June 6, 2022
We’ve finished our Deschutes River Salmon Fly season and what a season it was! Fishing was good to excellent this year but not because the weather was great. It was a challenging season complete with rain, sleet, wind and occasional sunshine. Definitely not the normal sunny high desert weather we are used to. The soggy and cool weather put a damper on the big bugs and lengthened the duration of the hatch. Salmon flies and golden stones sputtered along; hatching since the first week of May.
Deschutes River Salmon flies and golden stones were the main meal ticket once things got going but Pale Morning Dun hatches stole the show some days only to be upstaged by the occasional Green Drake hatch. When these giant mayflies showed up trout were fast to switch to this tasty morsel.
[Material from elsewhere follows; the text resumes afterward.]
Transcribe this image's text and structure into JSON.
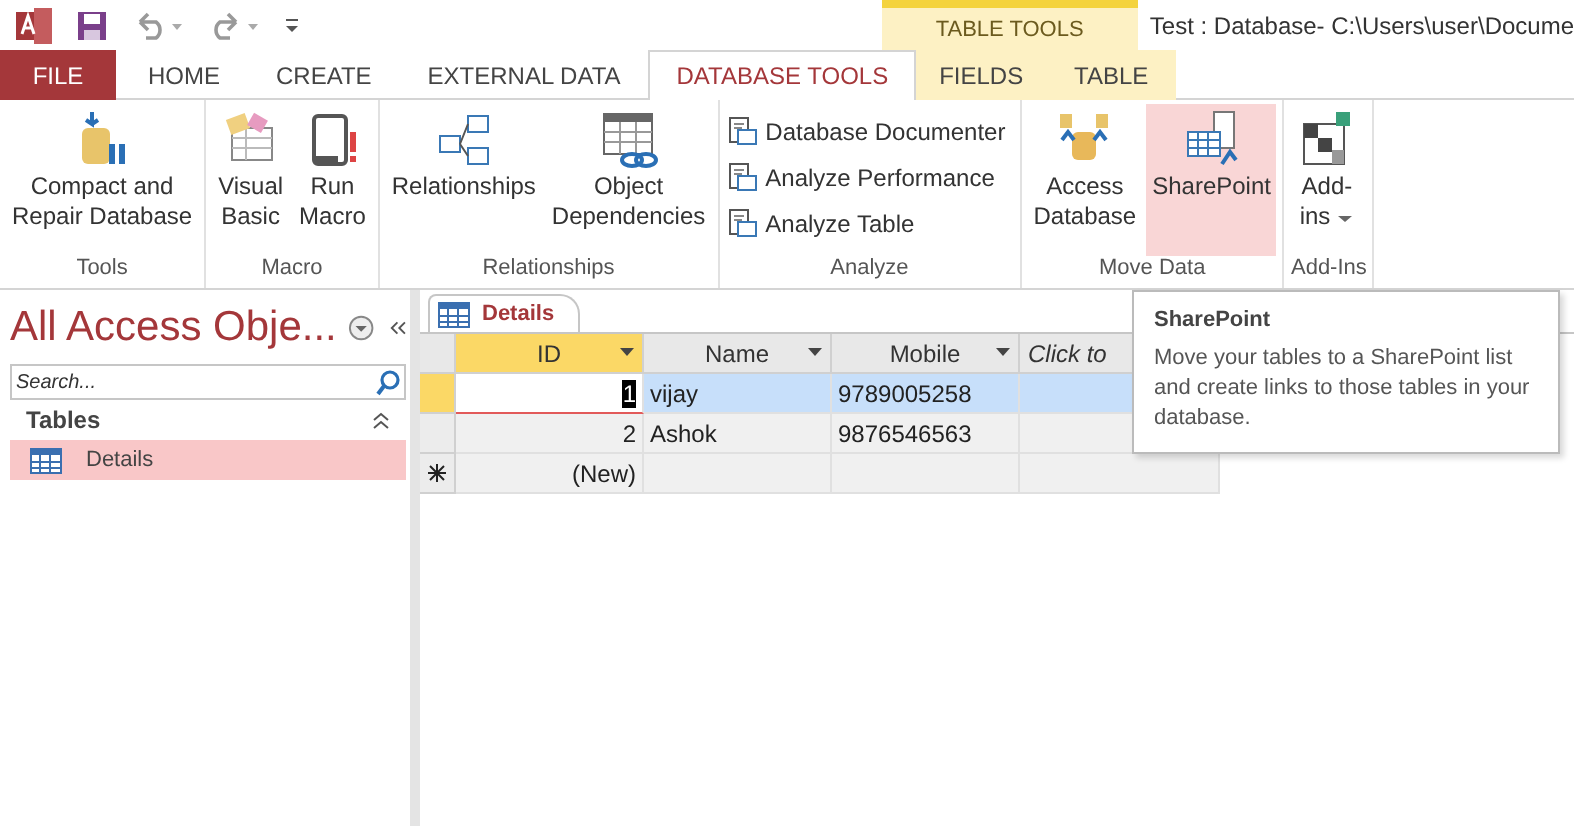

Fishing dry flies and droppers was a deadly combo with the multiple hatch scenarios. This is an effective combo that works well for much more than just the salmon fly hatch. Our favorite strategy here is to use a buoyant pattern like a Chubby Chernobyl and tie the dropper right to the bend of the hook, trailing the second fly 2-3′ behind the big dry. With this technique you will catch fish on both flies.
As of yesterday (Monday June 6) there are still a good number of golden stones in the Warm Springs to Trout Creek section. Pressure has dropped off and fishing has been good. Watch for caddis fly numbers to increase this month and fish to focus on them as they get more prolific and the bigger bugs fade away.
Also, of interest the bighorn sheep have had a very productive spring- one herd we counted 63 sheep!
Wishing you the best!
P.S. Shad fishing is just getting started almost a half million over the dam already! We’ve got just a few spots left…
Rob Crandall and the WTO guide Team